CHAMPAIGN, Ill. — The field of African American studies in U.S. higher education “is alive and well, and, in fact, growing and maturing,” despite some reports to the contrary, says a new study published online this week by the department of African American studies at the University of Illinois.
Through a national Web-based survey of 1,777 U.S. colleges and universities, U. of I. researchers found that 76 percent of those institutions had some form of black studies.
Twenty percent, or 361 institutions, had formal academic units, most classified as departments or programs, according to the study. But another 56 percent, or 999 institutions, had a course or courses dedicated to the black experience.
This positive assessment conflicts with many studies in recent years – and news reports based on those studies – which have suggested that black studies programs are disappearing, according to Ronald Bailey, the head of the department of African American studies at Illinois. But many of those studies were based on a small, selective sampling, he said.
Those studies “are more like biopsies,” according to the report, “and what the field needs is this kind of broad survey with data that can be generalized. We need to understand the forest, and not just a few trees, no matter how tall and prestigious they might be.”
Abdul Alkalimat, a professor in the department of African American studies and in the Graduate School of Library and Information Studies at the U. of I., was the lead author of the report, titled “African American Studies 2013: A National Web-Based Survey” (available here as a pdf).
The report, Alkalimat said, “grows out of a long-term interest in producing scholarship focused on understanding how black studies is actually being practiced across the U.S.” It should be of interest to a broad array of scholars and administrators in higher education, he said.
Co-authors of the report were Bailey; Sam Byndom, Desiree McMillion and LaTasha Nesbitt, all doctoral students in the department of education policy, organization and leadership; Kate Williams, a professor in GSLIS; and Brian Zelip, a master’s degree student in GSLIS.

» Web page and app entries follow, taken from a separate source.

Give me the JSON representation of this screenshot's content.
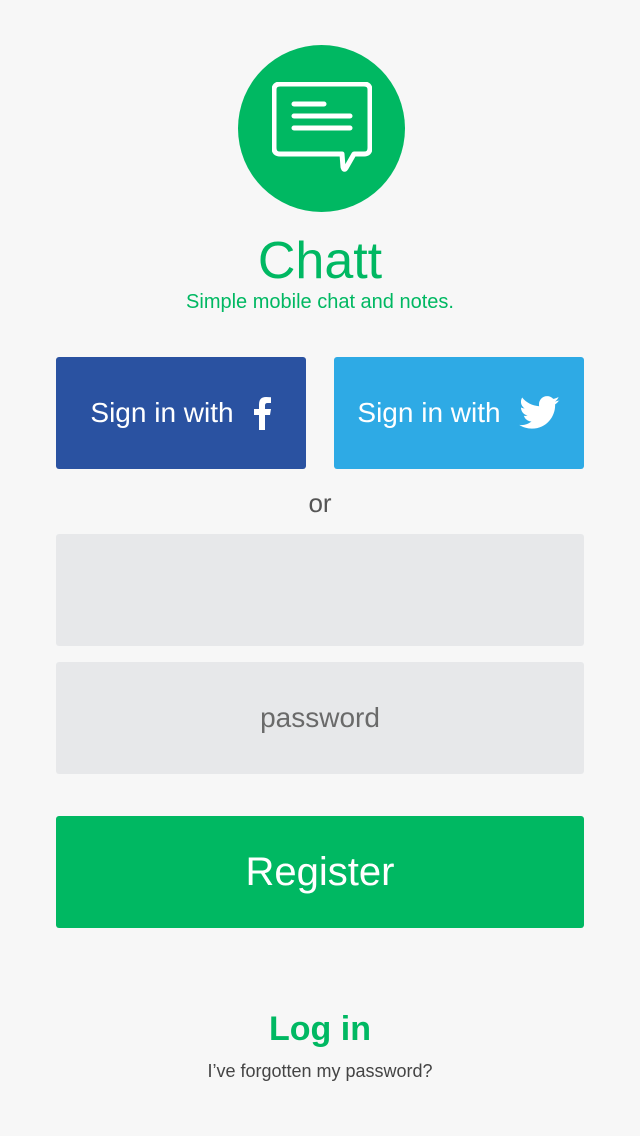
{
  "colors": {
    "brand": "#00b862",
    "facebook": "#2a52a1",
    "twitter": "#2eaae5",
    "background": "#f7f7f7",
    "field": "#e7e8ea"
  },
  "logo": {
    "icon": "chat-bubble-icon"
  },
  "app": {
    "name": "Chatt",
    "tagline": "Simple mobile chat and notes."
  },
  "social": {
    "facebook": {
      "label": "Sign in with",
      "icon": "facebook-icon"
    },
    "twitter": {
      "label": "Sign in with",
      "icon": "twitter-icon"
    }
  },
  "separator": "or",
  "form": {
    "email": {
      "value": "",
      "placeholder": ""
    },
    "password": {
      "value": "",
      "placeholder": "password"
    },
    "register_label": "Register"
  },
  "footer": {
    "login_label": "Log in",
    "forgot_label": "I’ve forgotten my password?"
  }
}
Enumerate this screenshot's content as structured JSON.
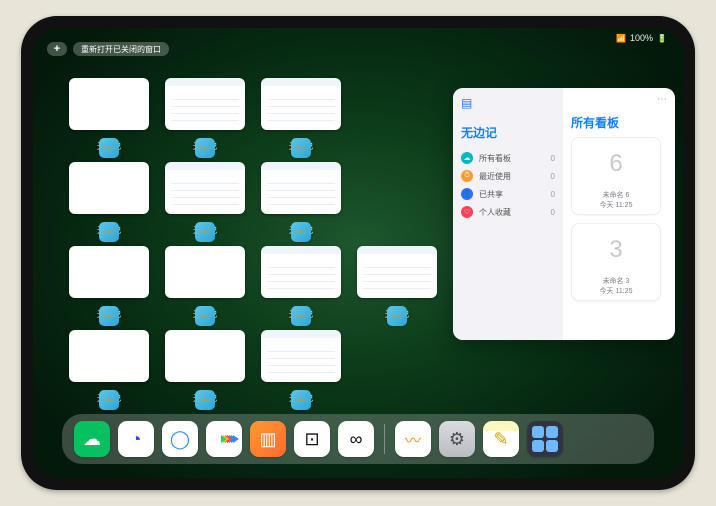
{
  "status": {
    "battery": "100%",
    "wifi": "wifi"
  },
  "top_controls": {
    "plus": "+",
    "reopen_label": "重新打开已关闭的窗口"
  },
  "app_thumb_label": "无边记",
  "thumbs": [
    {
      "style": "plain"
    },
    {
      "style": "detailed"
    },
    {
      "style": "detailed"
    },
    {
      "style": "plain"
    },
    {
      "style": "detailed"
    },
    {
      "style": "detailed"
    },
    {
      "style": "plain"
    },
    {
      "style": "plain"
    },
    {
      "style": "detailed"
    },
    {
      "style": "detailed"
    },
    {
      "style": "plain"
    },
    {
      "style": "plain"
    },
    {
      "style": "detailed"
    }
  ],
  "panel": {
    "title": "无边记",
    "right_title": "所有看板",
    "ellipsis": "⋯",
    "categories": [
      {
        "icon": "teal",
        "glyph": "☁",
        "label": "所有看板",
        "count": "0"
      },
      {
        "icon": "orange",
        "glyph": "⏱",
        "label": "最近使用",
        "count": "0"
      },
      {
        "icon": "blue",
        "glyph": "👤",
        "label": "已共享",
        "count": "0"
      },
      {
        "icon": "red",
        "glyph": "♡",
        "label": "个人收藏",
        "count": "0"
      }
    ],
    "boards": [
      {
        "glyph": "6",
        "name": "未命名 6",
        "time": "今天 11:25"
      },
      {
        "glyph": "3",
        "name": "未命名 3",
        "time": "今天 11:25"
      }
    ]
  },
  "dock": {
    "apps": [
      {
        "name": "wechat",
        "glyph": "☁"
      },
      {
        "name": "huya",
        "glyph": "◔"
      },
      {
        "name": "qbrowse",
        "glyph": "◯"
      },
      {
        "name": "iqiyi",
        "glyph": ""
      },
      {
        "name": "books",
        "glyph": "▥"
      },
      {
        "name": "reader",
        "glyph": "⊡"
      },
      {
        "name": "migu",
        "glyph": "∞"
      },
      {
        "name": "freeform",
        "glyph": ""
      },
      {
        "name": "settings",
        "glyph": "⚙"
      },
      {
        "name": "notes",
        "glyph": "✎"
      },
      {
        "name": "folder",
        "glyph": ""
      }
    ]
  }
}
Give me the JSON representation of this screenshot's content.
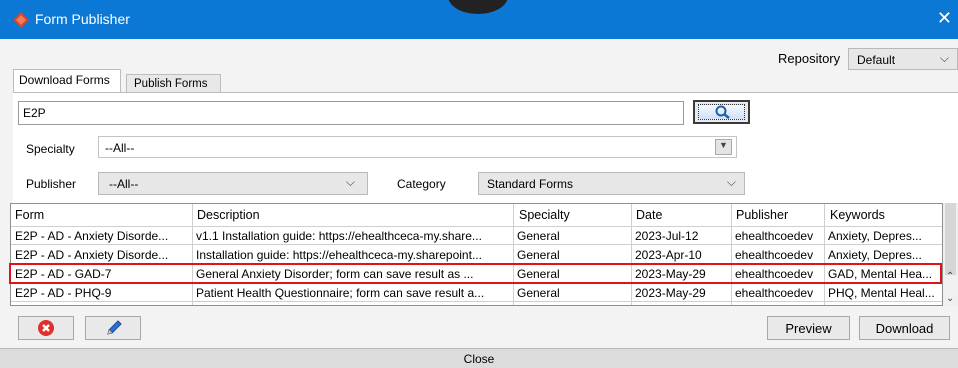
{
  "window": {
    "title": "Form Publisher",
    "close_glyph": "✕",
    "brand_color": "#0a78d4"
  },
  "repository": {
    "label": "Repository",
    "value": "Default"
  },
  "tabs": [
    {
      "label": "Download Forms"
    },
    {
      "label": "Publish Forms"
    }
  ],
  "search": {
    "value": "E2P"
  },
  "filters": {
    "specialty_label": "Specialty",
    "specialty_value": "--All--",
    "publisher_label": "Publisher",
    "publisher_value": "--All--",
    "category_label": "Category",
    "category_value": "Standard Forms"
  },
  "table": {
    "headers": [
      "Form",
      "Description",
      "Specialty",
      "Date",
      "Publisher",
      "Keywords"
    ],
    "rows": [
      [
        "E2P - AD - Anxiety Disorde...",
        "v1.1 Installation guide: https://ehealthceca-my.share...",
        "General",
        "2023-Jul-12",
        "ehealthcoedev",
        "Anxiety, Depres..."
      ],
      [
        "E2P - AD - Anxiety Disorde...",
        "Installation guide: https://ehealthceca-my.sharepoint...",
        "General",
        "2023-Apr-10",
        "ehealthcoedev",
        "Anxiety, Depres..."
      ],
      [
        "E2P - AD - GAD-7",
        "General Anxiety Disorder; form can save result as ...",
        "General",
        "2023-May-29",
        "ehealthcoedev",
        "GAD, Mental Hea..."
      ],
      [
        "E2P - AD - PHQ-9",
        "Patient Health Questionnaire; form can save result a...",
        "General",
        "2023-May-29",
        "ehealthcoedev",
        "PHQ, Mental Heal..."
      ]
    ],
    "highlight_color": "#e2121b"
  },
  "buttons": {
    "preview": "Preview",
    "download": "Download",
    "close": "Close"
  },
  "icons": {
    "delete": "delete-icon",
    "edit": "pencil-icon",
    "search": "search-icon"
  }
}
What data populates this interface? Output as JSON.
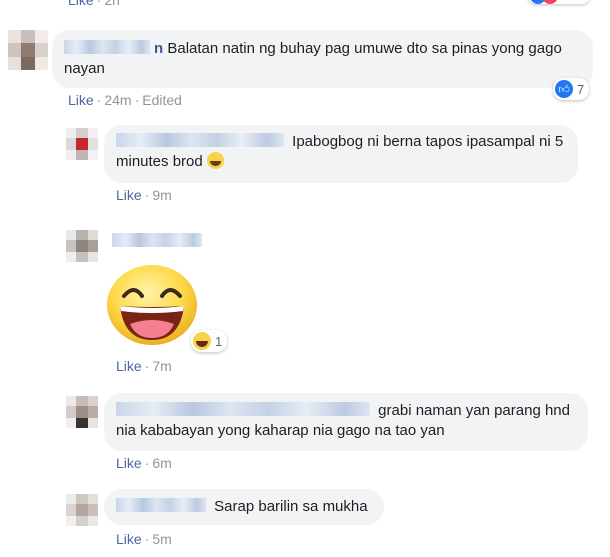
{
  "top_actions": {
    "like": "Like",
    "time": "2h"
  },
  "comments": [
    {
      "name_suffix": "n",
      "text": "Balatan natin ng buhay pag umuwe dto sa pinas yong gago nayan",
      "like": "Like",
      "time": "24m",
      "edited": "Edited",
      "reaction_count": "7"
    },
    {
      "text": "Ipabogbog ni berna tapos ipasampal ni 5 minutes brod",
      "like": "Like",
      "time": "9m"
    },
    {
      "like": "Like",
      "time": "7m",
      "reaction_count": "1"
    },
    {
      "text": "grabi naman yan parang hnd nia kababayan yong kaharap nia gago na tao yan",
      "like": "Like",
      "time": "6m"
    },
    {
      "text": "Sarap barilin sa mukha",
      "like": "Like",
      "time": "5m"
    }
  ],
  "icons": {
    "like_reaction": "thumbs-up-icon",
    "haha_reaction": "haha-icon",
    "sticker": "laughing-face-sticker",
    "smiley": "grinning-emoji"
  },
  "colors": {
    "bubble": "#f2f3f5",
    "link": "#4b67a1",
    "meta": "#90949c",
    "like_blue": "#2078f4"
  }
}
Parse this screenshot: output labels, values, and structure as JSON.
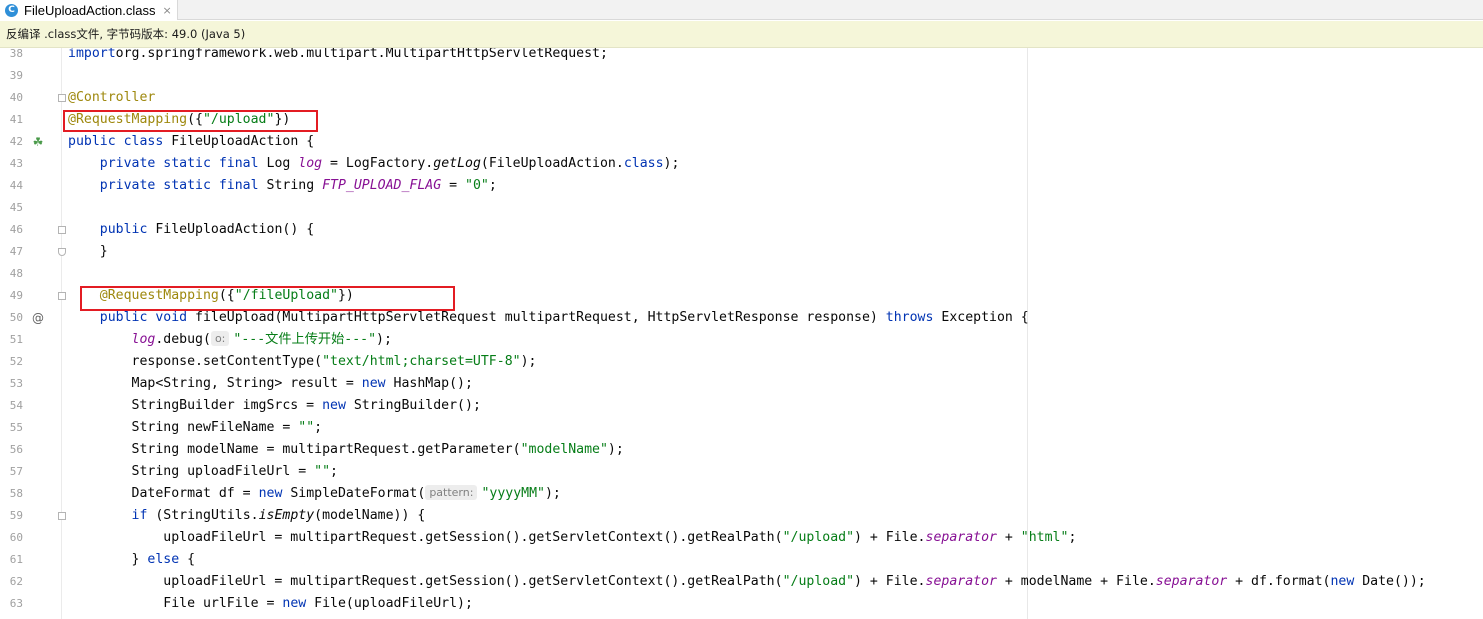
{
  "tab": {
    "title": "FileUploadAction.class",
    "icon": "class-file-icon",
    "close_glyph": "×"
  },
  "banner": {
    "text": "反编译 .class文件, 字节码版本: 49.0 (Java 5)"
  },
  "colors": {
    "keyword": "#0033b3",
    "annotation": "#9e880d",
    "string": "#067d17",
    "field": "#871094",
    "highlight_box": "#e31c23",
    "banner_bg": "#f5f6d9"
  },
  "editor": {
    "lines": [
      {
        "n": "38",
        "tokens": [
          [
            "kw",
            "import"
          ],
          [
            "",
            "org.springframework.web.multipart.MultipartHttpServletRequest;"
          ]
        ]
      },
      {
        "n": "39",
        "tokens": []
      },
      {
        "n": "40",
        "tokens": [
          [
            "ann",
            "@Controller"
          ]
        ]
      },
      {
        "n": "41",
        "tokens": [
          [
            "ann",
            "@RequestMapping"
          ],
          [
            "",
            "({"
          ],
          [
            "str",
            "\"/upload\""
          ],
          [
            "",
            "})"
          ]
        ]
      },
      {
        "n": "42",
        "tokens": [
          [
            "kw",
            "public class"
          ],
          [
            "",
            " FileUploadAction {"
          ]
        ]
      },
      {
        "n": "43",
        "tokens": [
          [
            "",
            "    "
          ],
          [
            "kw",
            "private static final"
          ],
          [
            "",
            " Log "
          ],
          [
            "fld",
            "log"
          ],
          [
            "",
            " = LogFactory."
          ],
          [
            "itm",
            "getLog"
          ],
          [
            "",
            "(FileUploadAction."
          ],
          [
            "kw",
            "class"
          ],
          [
            "",
            ");"
          ]
        ]
      },
      {
        "n": "44",
        "tokens": [
          [
            "",
            "    "
          ],
          [
            "kw",
            "private static final"
          ],
          [
            "",
            " String "
          ],
          [
            "sfld",
            "FTP_UPLOAD_FLAG"
          ],
          [
            "",
            " = "
          ],
          [
            "str",
            "\"0\""
          ],
          [
            "",
            ";"
          ]
        ]
      },
      {
        "n": "45",
        "tokens": []
      },
      {
        "n": "46",
        "tokens": [
          [
            "",
            "    "
          ],
          [
            "kw",
            "public"
          ],
          [
            "",
            " FileUploadAction() {"
          ]
        ]
      },
      {
        "n": "47",
        "tokens": [
          [
            "",
            "    }"
          ]
        ]
      },
      {
        "n": "48",
        "tokens": []
      },
      {
        "n": "49",
        "tokens": [
          [
            "",
            "    "
          ],
          [
            "ann",
            "@RequestMapping"
          ],
          [
            "",
            "({"
          ],
          [
            "str",
            "\"/fileUpload\""
          ],
          [
            "",
            "})"
          ]
        ]
      },
      {
        "n": "50",
        "tokens": [
          [
            "",
            "    "
          ],
          [
            "kw",
            "public void"
          ],
          [
            "",
            " fileUpload(MultipartHttpServletRequest multipartRequest, HttpServletResponse response) "
          ],
          [
            "kw",
            "throws"
          ],
          [
            "",
            " Exception {"
          ]
        ]
      },
      {
        "n": "51",
        "tokens": [
          [
            "",
            "        "
          ],
          [
            "fld",
            "log"
          ],
          [
            "",
            ".debug("
          ],
          [
            "hint",
            "o:"
          ],
          [
            "str",
            "\"---文件上传开始---\""
          ],
          [
            "",
            ");"
          ]
        ]
      },
      {
        "n": "52",
        "tokens": [
          [
            "",
            "        response.setContentType("
          ],
          [
            "str",
            "\"text/html;charset=UTF-8\""
          ],
          [
            "",
            ");"
          ]
        ]
      },
      {
        "n": "53",
        "tokens": [
          [
            "",
            "        Map<String, String> result = "
          ],
          [
            "kw",
            "new"
          ],
          [
            "",
            " HashMap();"
          ]
        ]
      },
      {
        "n": "54",
        "tokens": [
          [
            "",
            "        StringBuilder imgSrcs = "
          ],
          [
            "kw",
            "new"
          ],
          [
            "",
            " StringBuilder();"
          ]
        ]
      },
      {
        "n": "55",
        "tokens": [
          [
            "",
            "        String newFileName = "
          ],
          [
            "str",
            "\"\""
          ],
          [
            "",
            ";"
          ]
        ]
      },
      {
        "n": "56",
        "tokens": [
          [
            "",
            "        String modelName = multipartRequest.getParameter("
          ],
          [
            "str",
            "\"modelName\""
          ],
          [
            "",
            ");"
          ]
        ]
      },
      {
        "n": "57",
        "tokens": [
          [
            "",
            "        String uploadFileUrl = "
          ],
          [
            "str",
            "\"\""
          ],
          [
            "",
            ";"
          ]
        ]
      },
      {
        "n": "58",
        "tokens": [
          [
            "",
            "        DateFormat df = "
          ],
          [
            "kw",
            "new"
          ],
          [
            "",
            " SimpleDateFormat("
          ],
          [
            "hint",
            "pattern:"
          ],
          [
            "str",
            "\"yyyyMM\""
          ],
          [
            "",
            ");"
          ]
        ]
      },
      {
        "n": "59",
        "tokens": [
          [
            "",
            "        "
          ],
          [
            "kw",
            "if"
          ],
          [
            "",
            " (StringUtils."
          ],
          [
            "itm",
            "isEmpty"
          ],
          [
            "",
            "(modelName)) {"
          ]
        ]
      },
      {
        "n": "60",
        "tokens": [
          [
            "",
            "            uploadFileUrl = multipartRequest.getSession().getServletContext().getRealPath("
          ],
          [
            "str",
            "\"/upload\""
          ],
          [
            "",
            ") + File."
          ],
          [
            "sfld",
            "separator"
          ],
          [
            "",
            " + "
          ],
          [
            "str",
            "\"html\""
          ],
          [
            "",
            ";"
          ]
        ]
      },
      {
        "n": "61",
        "tokens": [
          [
            "",
            "        } "
          ],
          [
            "kw",
            "else"
          ],
          [
            "",
            " {"
          ]
        ]
      },
      {
        "n": "62",
        "tokens": [
          [
            "",
            "            uploadFileUrl = multipartRequest.getSession().getServletContext().getRealPath("
          ],
          [
            "str",
            "\"/upload\""
          ],
          [
            "",
            ") + File."
          ],
          [
            "sfld",
            "separator"
          ],
          [
            "",
            " + modelName + File."
          ],
          [
            "sfld",
            "separator"
          ],
          [
            "",
            " + df.format("
          ],
          [
            "kw",
            "new"
          ],
          [
            "",
            " Date());"
          ]
        ]
      },
      {
        "n": "63",
        "tokens": [
          [
            "",
            "            File urlFile = "
          ],
          [
            "kw",
            "new"
          ],
          [
            "",
            " File(uploadFileUrl);"
          ]
        ]
      }
    ]
  }
}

The researchers did “data collection on a shoestring,” according to the report, by drawing on websites to gather the colleges’ and universities’ own self-reported data.
Among other findings, the researchers found that more than a third, or 35 percent, of all formal African American studies units are classified as departments, which are considered more permanent in the institution and its budget. Of the rest, 57 percent are classified as programs and eight percent as some other kind of unit.
Looking at regions of the country, the researchers found that institutions in the South were the most likely to have black studies in some form, at 87 percent, even though only 16 percent had units. On the other hand, institutions in the West were the least likely to have black studies in some form, at 56 percent, even though 23 percent had units.
The same figures for the Midwest were 79 percent and 22 percent, and for the Northeast 74 percent and 23 percent.
The researchers found that nearly half of all black studies units, or 49 percent, use terms in their unit names such as “Africana,” “African and African American,” or “Pan-African” that reflect the larger African diaspora or the different waves of Africa-descended peoples who have come to the U.S. The highest percentage was in the Northeast, at 65 percent, which the researchers suggested might be due to recent immigration into those states. “National” names – including African American, Afro-American or Black – are used by 32 percent of all programs.
They also found that 46 percent of black studies unit heads were women, showing that these units “have been as successful as any in higher education in recognizing and promoting gender equity in their leadership,” Bailey said.
In addition, the researchers found that 53 percent of units were located on campuses that also had Latino studies units. Bailey described this finding as “essential,” given changing demographics and the need to build coalitions between blacks and Latinos in the larger society.
Gauging the state of black studies in its broad, historical context is important, Bailey said, because its influence has often gone beyond its size.
“Many people assume that black studies was simply a political response to the turmoil of the 1960s,” Bailey said. “What is not fully appreciated is that black studies also spurred and inspired many significant transformations in higher education. For instance, it produced one of the first big discussions of interdisciplinary scholarship, and of what is now known as service learning. It is a discipline and field connected by countless threads to communities and to other disciplines and arenas of scholarship in higher education, both in the U.S. and around the world.”